FBI searched NSA spying records on Americans -- without a court order: report
FBI Director Christopher Wray tells the Senate Judiciary Committee that Russia is still trying to interfere in US elections (AFP Photo/Saul LOEB)

On Monday, The Daily Beast reported that the FBI searched through huge collections of National Security Agency-gathered foreign communications for information on domestic terrorists and gangs in the United States — without any sort of authorization by a court.

"Even though the Foreign Intelligence Surveillance (FISA) Court warned the FBI in 2018 that its warrant-free queries, known as backdoor searches, were constitutionally alarming, the bureau still conducted queries relevant to criminal investigations about, among other things 'domestic terrorism involving racially motivated violent extremists,'" reported Spencer Ackerman. "The court's Judge James E. Boasberg found what he referred to as 'apparent widespread violations of the querying standard.'"

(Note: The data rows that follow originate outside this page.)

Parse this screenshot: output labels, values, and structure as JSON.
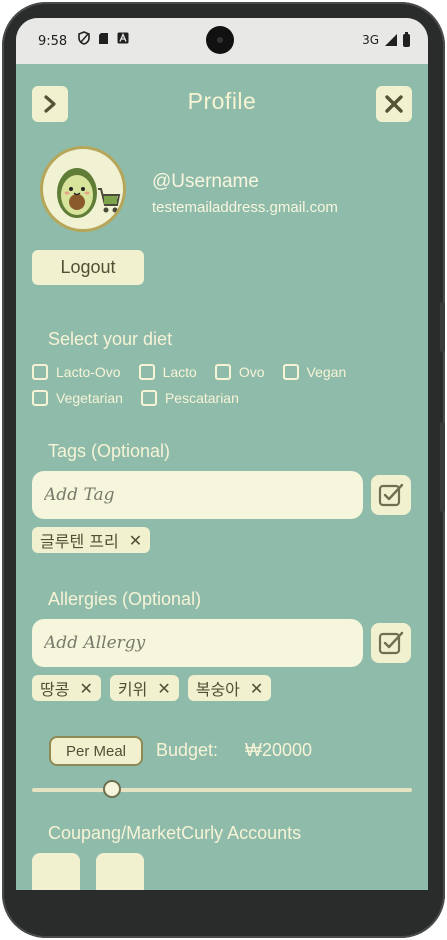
{
  "status": {
    "time": "9:58",
    "network": "3G"
  },
  "header": {
    "title": "Profile",
    "back_icon": "chevron-right-icon",
    "close_icon": "close-icon"
  },
  "profile": {
    "username": "@Username",
    "email": "testemailaddress.gmail.com",
    "logout_label": "Logout"
  },
  "diet": {
    "heading": "Select your diet",
    "options": [
      "Lacto-Ovo",
      "Lacto",
      "Ovo",
      "Vegan",
      "Vegetarian",
      "Pescatarian"
    ]
  },
  "tags": {
    "heading": "Tags (Optional)",
    "placeholder": "Add Tag",
    "chips": [
      "글루텐 프리"
    ]
  },
  "allergies": {
    "heading": "Allergies (Optional)",
    "placeholder": "Add Allergy",
    "chips": [
      "땅콩",
      "키위",
      "복숭아"
    ]
  },
  "budget": {
    "mode_label": "Per Meal",
    "label": "Budget:",
    "value": "₩20000",
    "slider_fraction": 0.21
  },
  "accounts": {
    "heading": "Coupang/MarketCurly Accounts"
  },
  "colors": {
    "background": "#8fbcaa",
    "surface": "#f2f1cf",
    "text_light": "#f6f3d6",
    "text_dark": "#4f5136"
  }
}
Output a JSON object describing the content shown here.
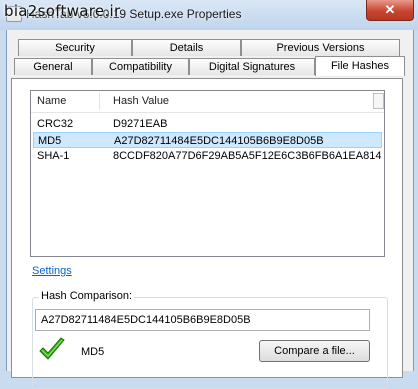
{
  "window": {
    "title": "HashTab v5.0.0.19 Setup.exe Properties",
    "watermark": "bia2software.ir",
    "close_glyph": "✕"
  },
  "tabs": {
    "row1": [
      "Security",
      "Details",
      "Previous Versions"
    ],
    "row2": [
      "General",
      "Compatibility",
      "Digital Signatures",
      "File Hashes"
    ],
    "active": "File Hashes"
  },
  "hash_list": {
    "columns": [
      "Name",
      "Hash Value"
    ],
    "rows": [
      {
        "name": "CRC32",
        "value": "D9271EAB"
      },
      {
        "name": "MD5",
        "value": "A27D82711484E5DC144105B6B9E8D05B"
      },
      {
        "name": "SHA-1",
        "value": "8CCDF820A77D6F29AB5A5F12E6C3B6FB6A1EA814"
      }
    ],
    "selected_index": 1
  },
  "settings_link": "Settings",
  "comparison": {
    "group_title": "Hash Comparison:",
    "input_value": "A27D82711484E5DC144105B6B9E8D05B",
    "match_icon": "checkmark-icon",
    "match_color": "#2fa814",
    "result_label": "MD5",
    "compare_button": "Compare a file..."
  }
}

In addition to domestic terrorism, the report said, "The FISA Court recounts government acknowledgement that at least 40 FBI searches through the NSA's warrantlessly-collected data involved 'health care fraud, transnational organized crime, violent gangs' and 'public corruption and bribery.' On at least one occasion, around May 2020, an FBI analyst looked through the foreign NSA troves 'to vet [a] potential source in [a] predicated criminal investigation relating to public corruption.' Seven FBI field offices were implicated in 'these and a number of similar violations,' according to a November 18, 2020 FISA Court opinion declassified on Monday and signed by Boasberg."

The FBI maintains that none of these searches were actually "used in a civil or criminal proceeding" — but had they been, these searches could have jeopardized suspects' right to a fair trial and given ammunition for appeal. Indeed, noted the report, "In an opinion released in 2019, the Court explicitly warned the FBI that its backdoor searches were dubious under the Fourth Amendment."

In recent years, the NSA has reduced the use of warrantless surveillance of some Americans as the programs to do so have become controversial.

You can read more here.